Early-onset severe obesity due to complete deletion of the leptin gene in a boy


Ozsu E., CEYLANER S. , Onay H.

Journal of Pediatric Endocrinology and Metabolism, vol.30, no.11, pp.1227-1230, 2017 (Journal Indexed in SCI) identifier identifier identifier

  • Publication Type: Article / Article
  • Volume: 30 Issue: 11
  • Publication Date: 2017
  • Doi Number: 10.1515/jpem-2017-0063
  • Title of Journal : Journal of Pediatric Endocrinology and Metabolism
  • Page Numbers: pp.1227-1230
  • Keywords: childhood, leptin, monogenic obesity, RECEPTOR, DEFICIENCY, DYSFUNCTION, CHILDREN, RESISTANCE, MUTATION

Abstract

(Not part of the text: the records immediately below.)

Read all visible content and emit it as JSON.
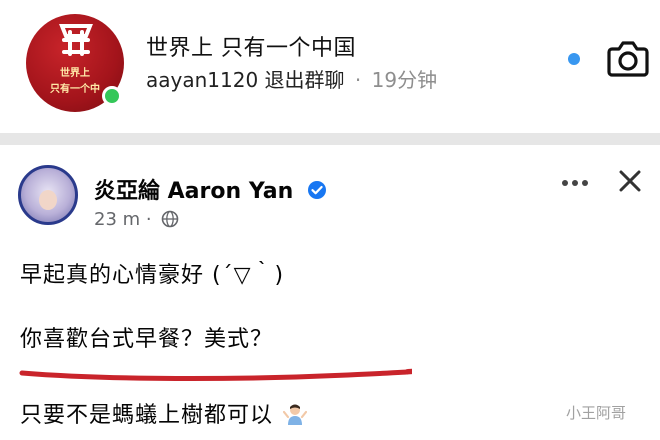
{
  "dm": {
    "avatar_text_line1": "世界上",
    "avatar_text_line2": "只有一个中",
    "chat_name": "世界上 只有一个中国",
    "username": "aayan1120",
    "action": "退出群聊",
    "separator": "·",
    "time_ago": "19分钟",
    "icons": [
      "online-status-dot",
      "unread-indicator-dot",
      "camera-icon"
    ],
    "colors": {
      "online": "#34c759",
      "unread": "#3897f0"
    }
  },
  "post": {
    "author": "炎亞綸 Aaron Yan",
    "time_ago": "23 m",
    "meta_separator": "·",
    "lines": [
      "早起真的心情豪好 (´▽｀)",
      "你喜歡台式早餐？美式？",
      "只要不是螞蟻上樹都可以"
    ],
    "icons": [
      "verified-badge-icon",
      "globe-icon",
      "more-options-icon",
      "close-icon",
      "shrug-emoji"
    ],
    "colors": {
      "underline": "#c9242b",
      "verified": "#1877f2"
    }
  },
  "watermark": "小王阿哥"
}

© 2017 2017 Walter de Gruyter GmbH, Berlin/Boston.Monogenic obesity results from single gene mutations. Extreme obesity starting at an early age, especially in infancy, which is associated with endocrinopathy and metabolic disturbances is key to the diagnosis of monogenic obesity. A 6-month-old boy was admitted to our clinic with severe obesity and food craving. He was born with a birth weight of 3400 g to first-cousin parents. He started to gain weight at an abnormal rate at the age of 2 months. He had hyperinsulinemia, dyslipidemia and grade 2 hepatosteatosis. He had a 7-year-old, healthy brother with a normal body weight. Because of severe early-onset obesity and abnormal food addiction, his leptin level was measured and found to be 0.55 ng/mL (normal range for his age and sex is 0.7-21 ng/mL). A LEP gene mutation was screened for and a gross leptin gene deletion was detected. To date, no report on a gross deletion of the LEP gene has been published in the literature. To the best of our knowledge, a gross deletion of the LEP gene has not been reported so far in the literature. Here we report a unique case with congenital leptin deficiency. Thus, clinicians should search for monogenic obesity in patients with early-onset severe obesity and endocrinopathy. Measuring the leptin level could aid clinicians to identify children with monogenic obesity.